Another effort I wanted to note is the movement to get the industry to adopt a voluntary code of conduct. Several Senators, including John McCain, Joseph Lieberman, Sam Brownback, Kay Bailey Hutchison and Kent Conrad have signed onto an appeal to Hollywood to voluntarily commit to things like: an overall reduction in the level of entertainment violence; a revival of the "family hour" and a ban on the targeting of adult-oriented entertainment to young people.
Speaking of marketing, that brings me to the final government effort I wanted to mention - a study being conducted by the Federal Trade Commission and the Department of Justice on the marketing of violence to young people in movies, video games and recordings. The study is not looking at content, but at industry self-regulation and marketing practices to answer a question put by President Clinton: are products that are intended for adults being advertised or promoted to audiences composed primarily of young people? In other words, is the entertainment industry complying with its own standards regarding who should have access to its products, or can more be done? The study got underway last June, and I understand that it may be released late this summer.

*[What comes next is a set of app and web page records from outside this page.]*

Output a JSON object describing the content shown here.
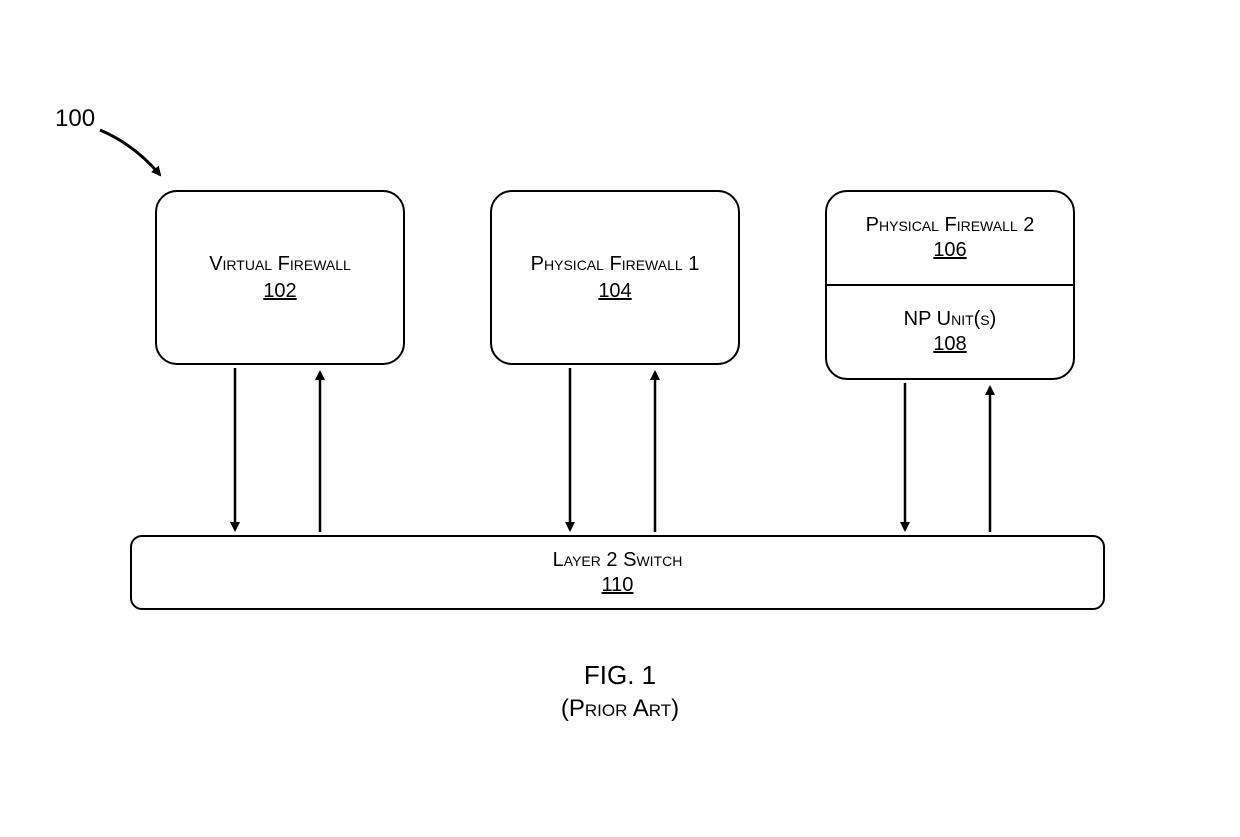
{
  "figure_reference": "100",
  "boxes": {
    "virtual_firewall": {
      "title": "Virtual Firewall",
      "ref": "102"
    },
    "physical_firewall_1": {
      "title": "Physical Firewall 1",
      "ref": "104"
    },
    "physical_firewall_2": {
      "title": "Physical Firewall 2",
      "ref": "106"
    },
    "np_units": {
      "title": "NP Unit(s)",
      "ref": "108"
    },
    "layer2_switch": {
      "title": "Layer 2 Switch",
      "ref": "110"
    }
  },
  "caption": {
    "fig": "FIG. 1",
    "sub": "(Prior Art)"
  }
}
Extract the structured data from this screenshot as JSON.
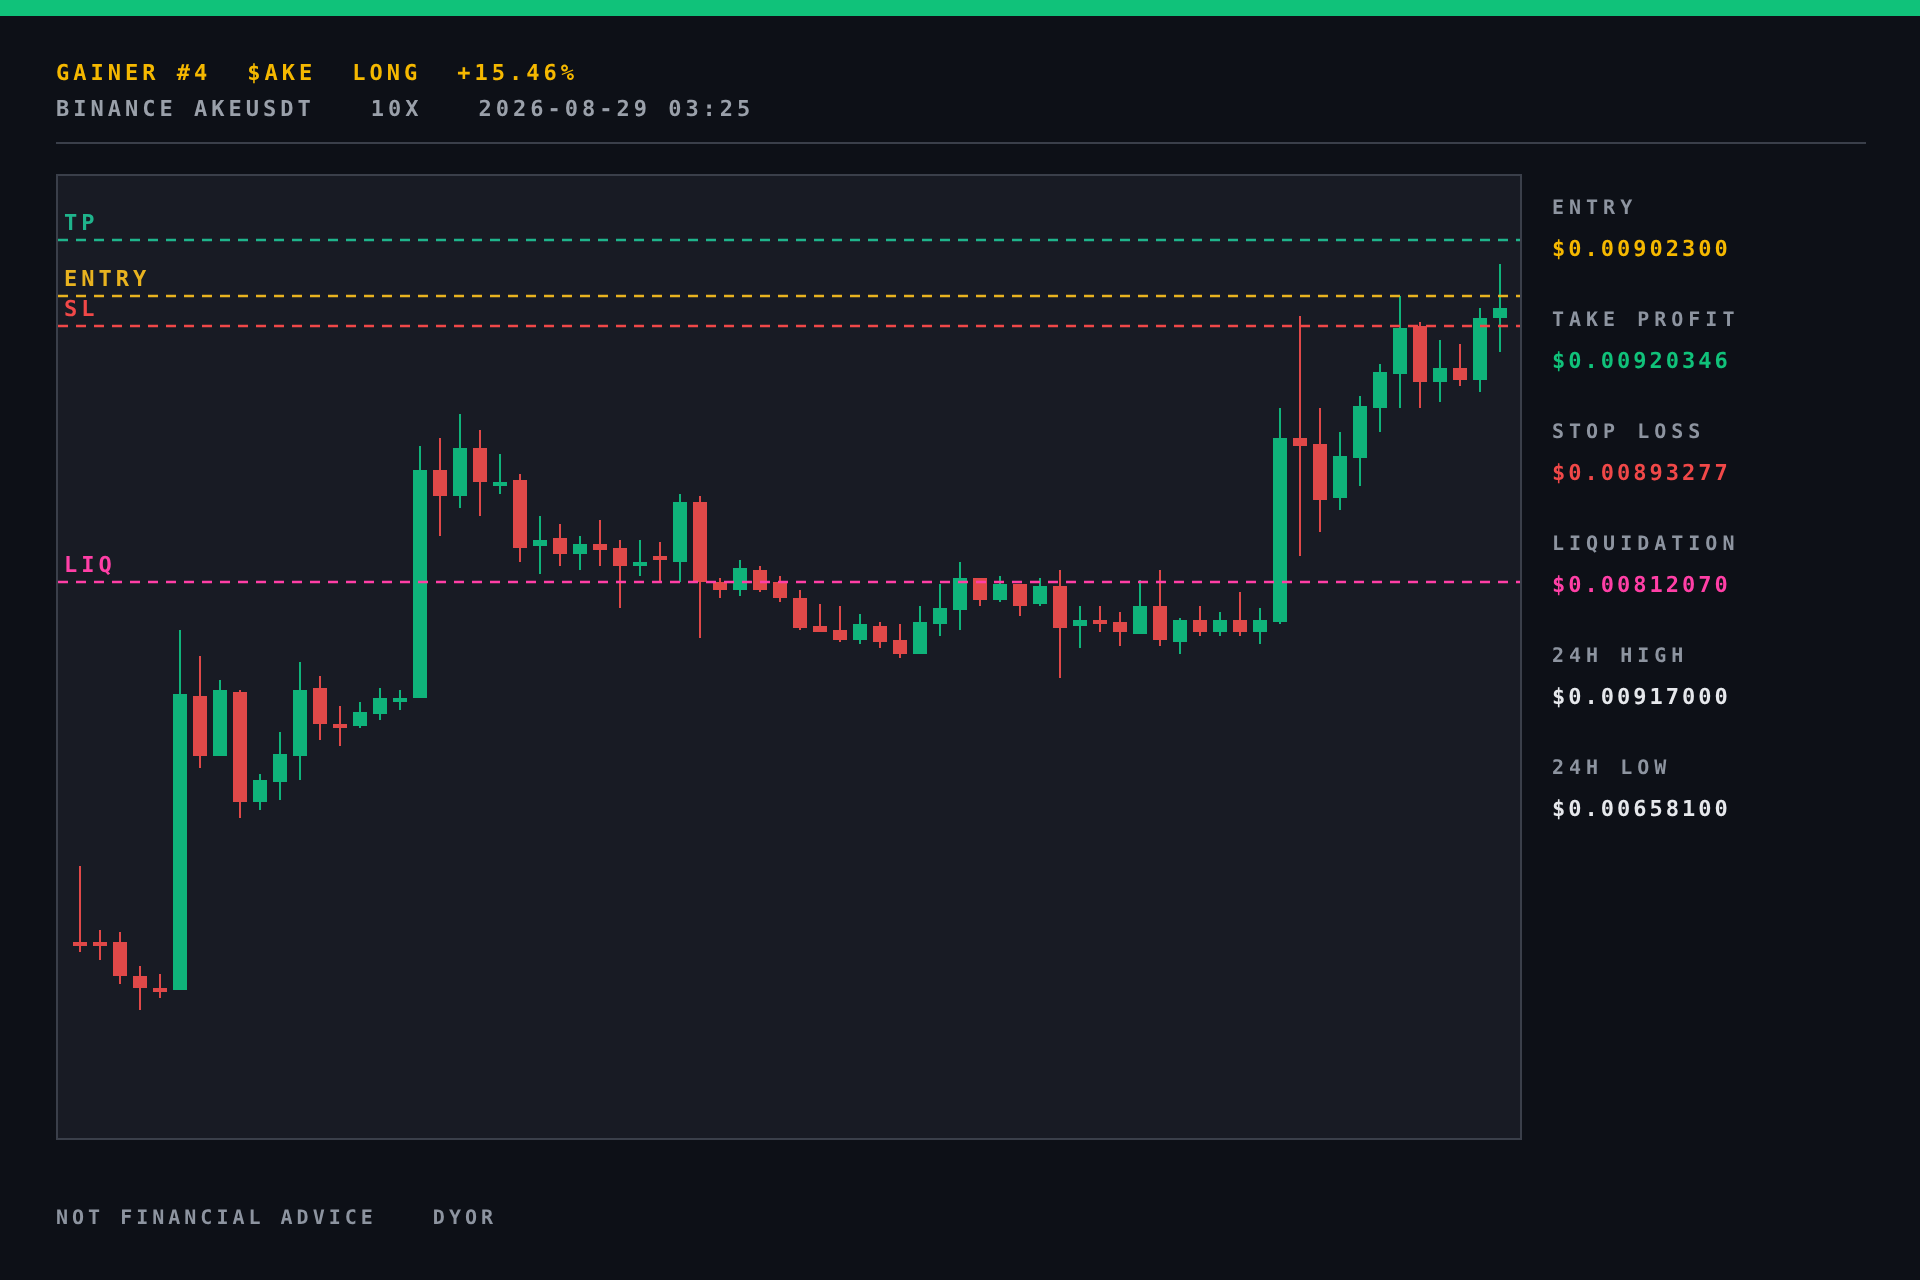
{
  "header": {
    "title": [
      "GAINER #4",
      "$AKE",
      "LONG",
      "+15.46%"
    ],
    "subtitle": [
      "BINANCE AKEUSDT",
      "10X",
      "2026-08-29 03:25"
    ]
  },
  "chart": {
    "levels": [
      {
        "kind": "tp",
        "label": "TP",
        "color": "#1fb48c"
      },
      {
        "kind": "entry",
        "label": "ENTRY",
        "color": "#e8b320"
      },
      {
        "kind": "sl",
        "label": "SL",
        "color": "#f04848"
      },
      {
        "kind": "liq",
        "label": "LIQ",
        "color": "#ff3fa6"
      }
    ]
  },
  "stats": [
    {
      "label": "ENTRY",
      "value": "$0.00902300",
      "color": "#f5b800"
    },
    {
      "label": "TAKE PROFIT",
      "value": "$0.00920346",
      "color": "#10c27a"
    },
    {
      "label": "STOP LOSS",
      "value": "$0.00893277",
      "color": "#f04848"
    },
    {
      "label": "LIQUIDATION",
      "value": "$0.00812070",
      "color": "#ff3fa6"
    },
    {
      "label": "24H HIGH",
      "value": "$0.00917000",
      "color": "#e6e8ec"
    },
    {
      "label": "24H LOW",
      "value": "$0.00658100",
      "color": "#e6e8ec"
    }
  ],
  "footer": [
    "NOT FINANCIAL ADVICE",
    "DYOR"
  ]
}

The marketing of violence to children concerns me greatly. One particular concern I have is TV wrestling, which is wildly popular with teens and younger children. And when you look at the marketing of wrestling products, it's not hard to see why. Toy companies, for instance, now make "action figures" (which is what they call "dolls" for boys) based on all the TV wrestling stars. The Steve "Stone Cold" Austin action figure comes with his own metal folding chair for hitting opponents over the head. The Rock comes with a trash can and lid to use as weapons. And the Undertaker comes with his own shovel to swing at opponents and send them "to an early grave." These dolls are marketed to children 4 years of age and up.

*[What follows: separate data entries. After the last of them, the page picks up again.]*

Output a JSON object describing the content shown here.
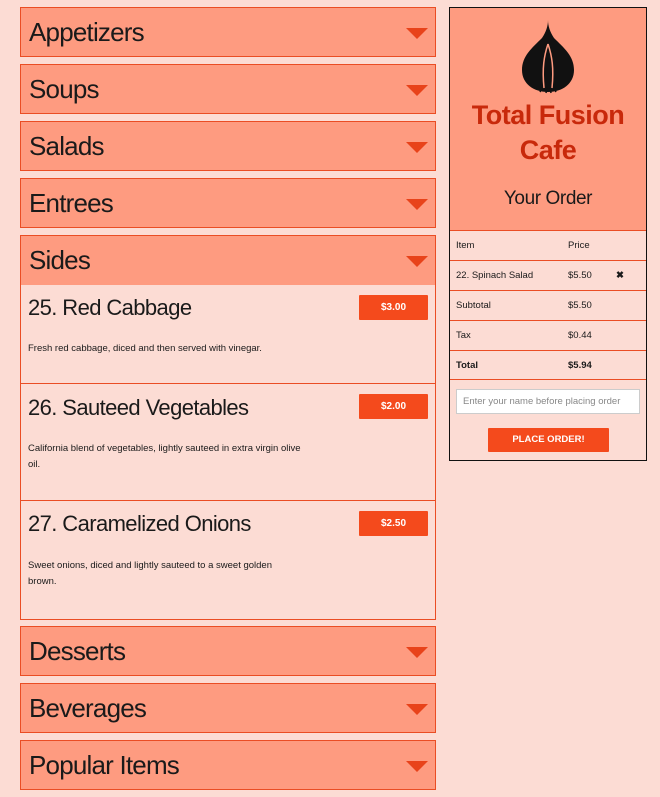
{
  "menu": {
    "categories_top": [
      {
        "label": "Appetizers"
      },
      {
        "label": "Soups"
      },
      {
        "label": "Salads"
      },
      {
        "label": "Entrees"
      }
    ],
    "sides": {
      "label": "Sides",
      "items": [
        {
          "name": "25. Red Cabbage",
          "price": "$3.00",
          "description": "Fresh red cabbage, diced and then served with vinegar."
        },
        {
          "name": "26. Sauteed Vegetables",
          "price": "$2.00",
          "description": "California blend of vegetables, lightly sauteed in extra virgin olive oil."
        },
        {
          "name": "27. Caramelized Onions",
          "price": "$2.50",
          "description": "Sweet onions, diced and lightly sauteed to a sweet golden brown."
        }
      ]
    },
    "categories_bottom": [
      {
        "label": "Desserts"
      },
      {
        "label": "Beverages"
      },
      {
        "label": "Popular Items"
      }
    ]
  },
  "order": {
    "cafe_name_line1": "Total Fusion",
    "cafe_name_line2": "Cafe",
    "heading": "Your Order",
    "columns": {
      "item": "Item",
      "price": "Price"
    },
    "items": [
      {
        "name": "22. Spinach Salad",
        "price": "$5.50",
        "remove_icon": "x-icon",
        "remove_glyph": "✖"
      }
    ],
    "subtotal_label": "Subtotal",
    "subtotal": "$5.50",
    "tax_label": "Tax",
    "tax": "$0.44",
    "total_label": "Total",
    "total": "$5.94",
    "name_placeholder": "Enter your name before placing order",
    "place_order_label": "PLACE ORDER!"
  },
  "colors": {
    "background": "#fcdcd4",
    "panel": "#fe9b80",
    "accent": "#f44a1c",
    "border": "#ea4d24",
    "brand_text": "#c8290b"
  }
}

One has to wonder what these toy companies are thinking. It's not like the metal chair permits the child to use his or her imagination. Its sole purpose is to permit a child to imitate TV wrestlers by hitting another action figure over the head. As one educator put it, "If kids are saturated with media violence and they're given toys that are linked to that violence, then that's going to dictate their play."

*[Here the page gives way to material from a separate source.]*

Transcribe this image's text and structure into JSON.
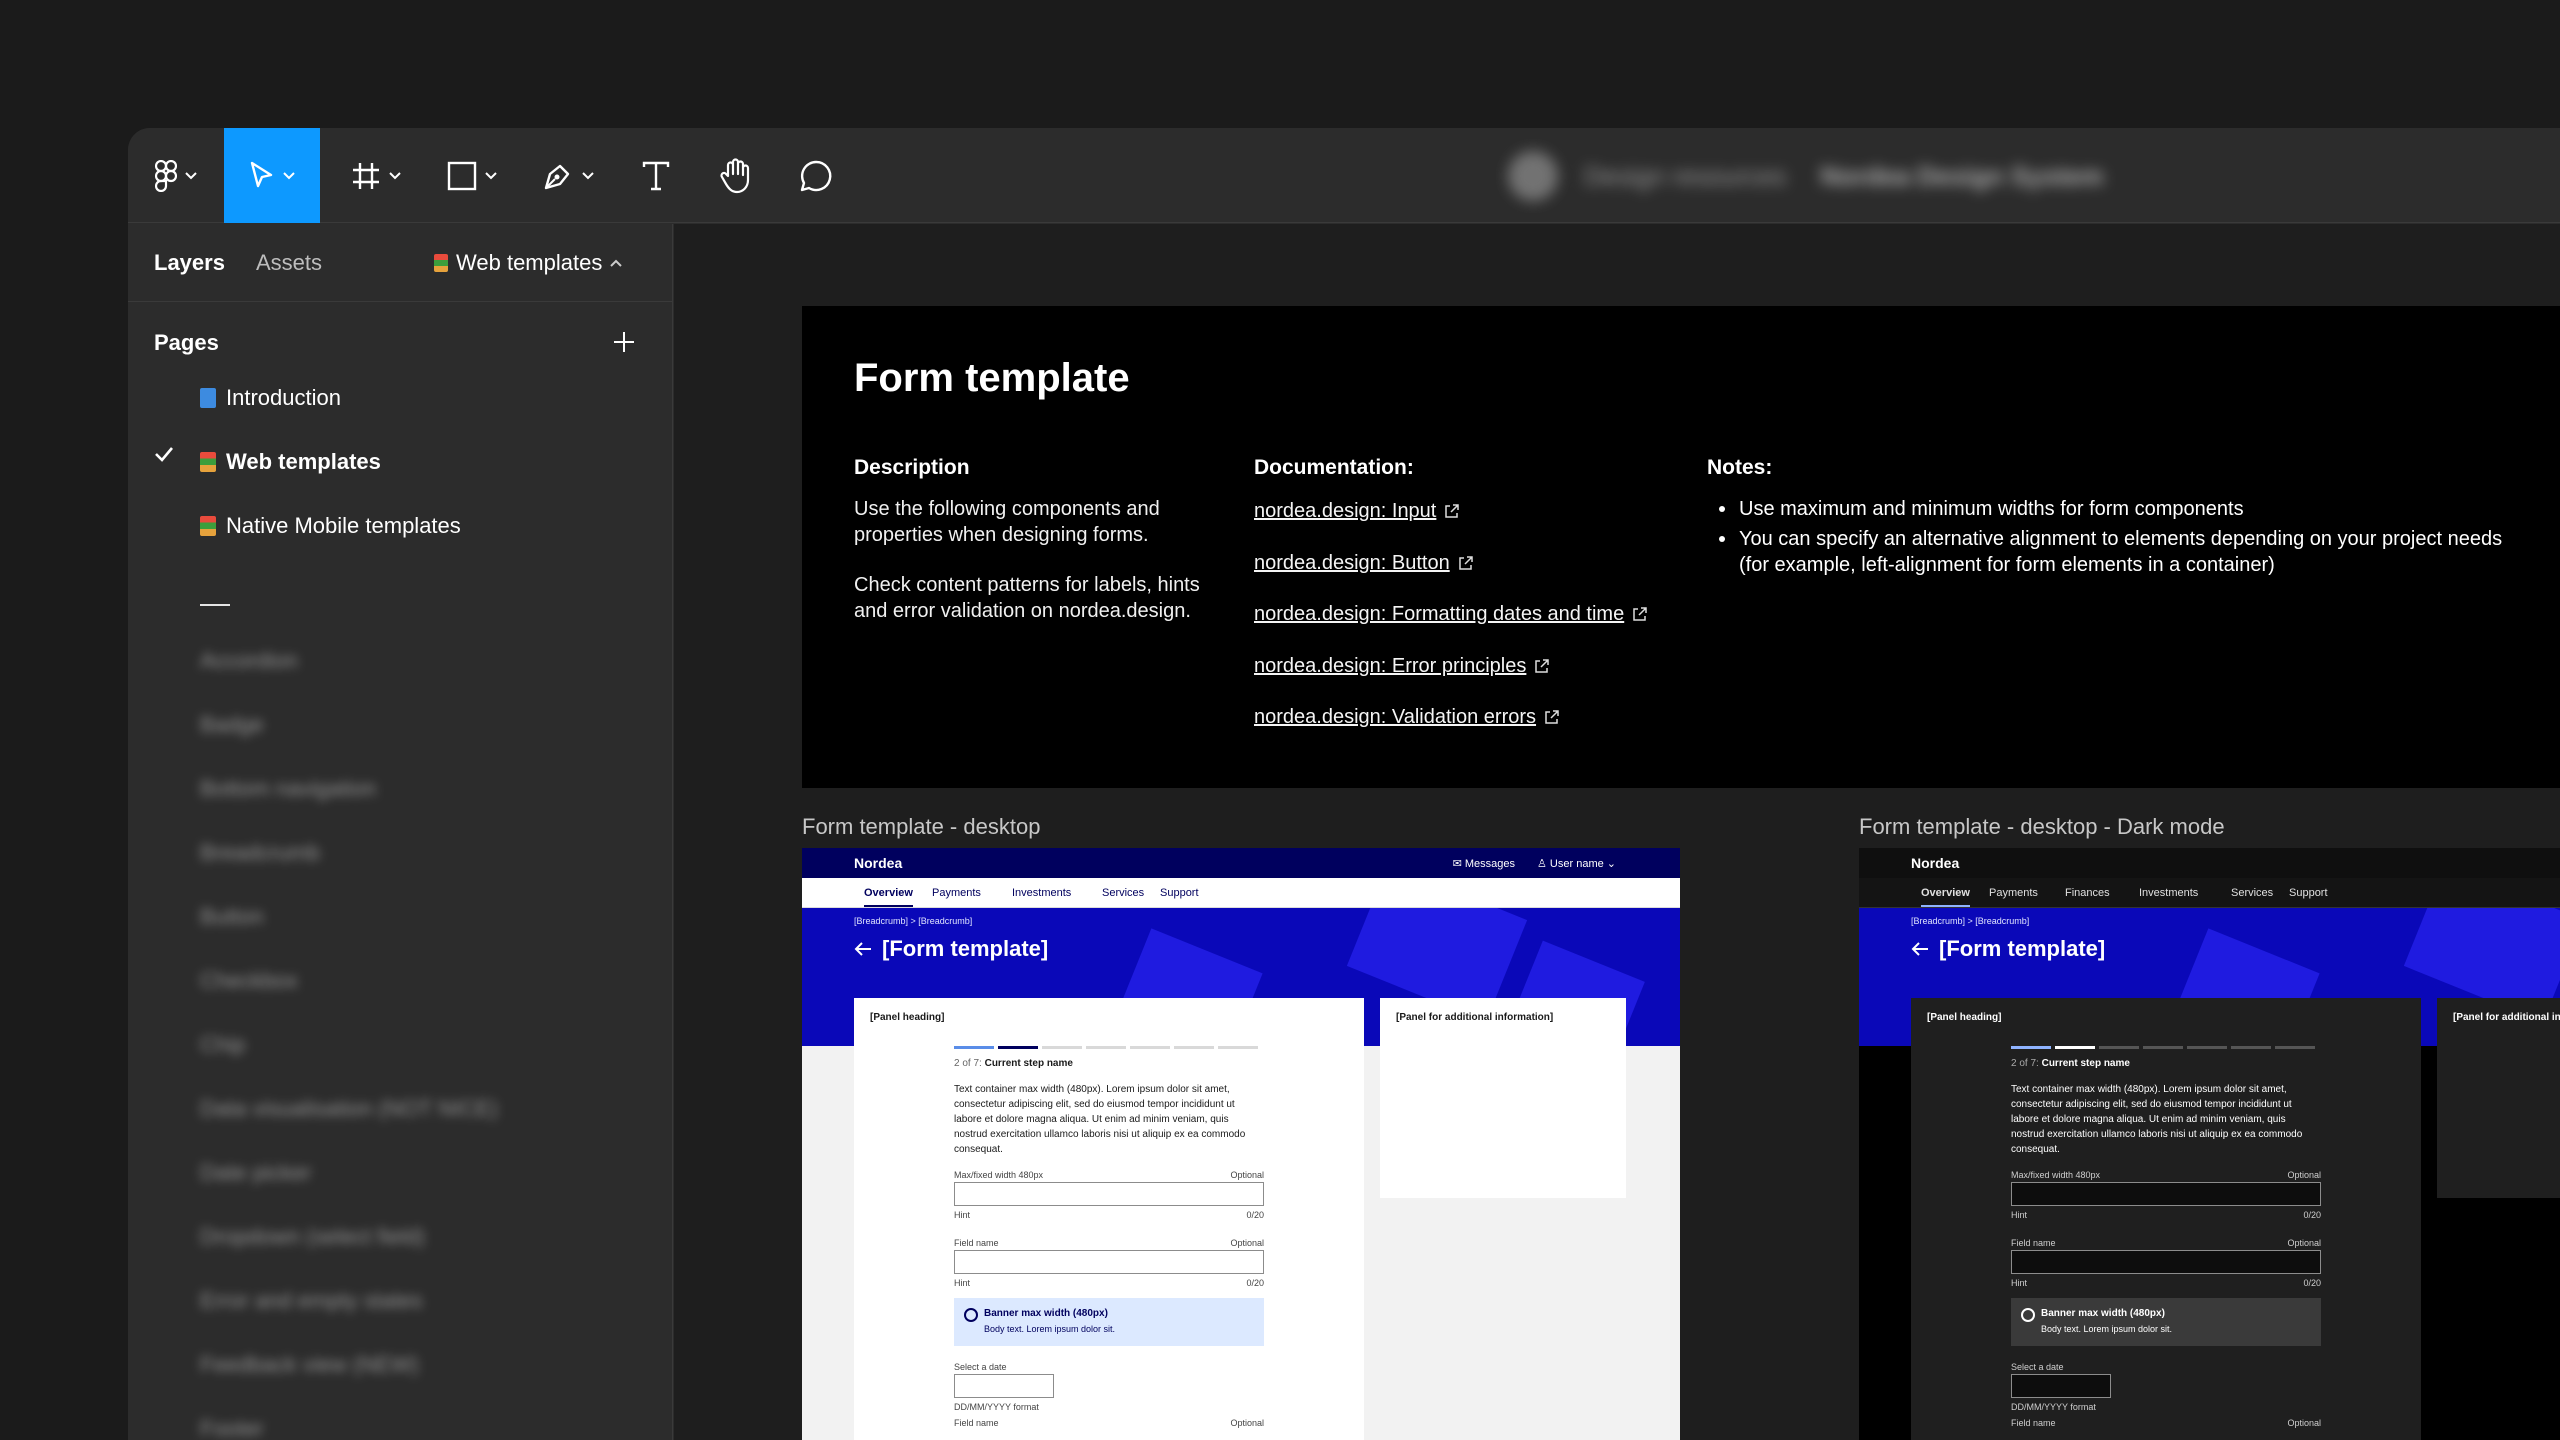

This danger was tragically demonstrated by an event in Dallas, Texas last May. A 7-year-old boy killed his 3-year-old brother by copying a wrestling move he saw on TV. According to the police, the older boy slammed his little brother to the floor with a running straight-armed punch to the neck, a move called a "clothesline" in the wrestling world. Asked to show what he had done, the boy ran at a life-size doll from about ten feet away. As he got close to the doll, he stuck out his arm at shoulder-height and struck the doll in the neck, knocking it backwards. The 3-year-old boy died from brain swelling caused by his head striking the carpeted concrete floor. The 7-year-old was devastated, crying to the police that he didn't mean to hurt his brother.
I've heard from many parents - some with children as young as 3 - worried about the levels of sex and violence on TV wrestling. I can't blame them. I look at the huge ratings for wrestling. I look at the fact that it often airs early in prime time, when lots of children are watching. I look at the extreme levels of violence that rarely show any real consequences (the wrestlers are always back the next week, ready for more punishment). And then I look at the marketing to young children. It's a troubling combination.
In summary, let me say that all of these efforts - from the V-Chip to the "safe harbor" approach to the voluntary code of conduct to the marketing study - are attempts to balance our concern about the negative effects of media violence on our children, and our respect for the First Amendment.
I'd like to leave you with something from this morning's New York Times and Washington Post regarding the six year-old boy who shot and killed six year-old Kayla Rolland. The prosecutor was discussing how the little boy was incapable of forming an intent to shoot his classmate: "Especially after the detectives say that he has not appreciated what has happened, that he takes this as, well, this is something that happens like on television."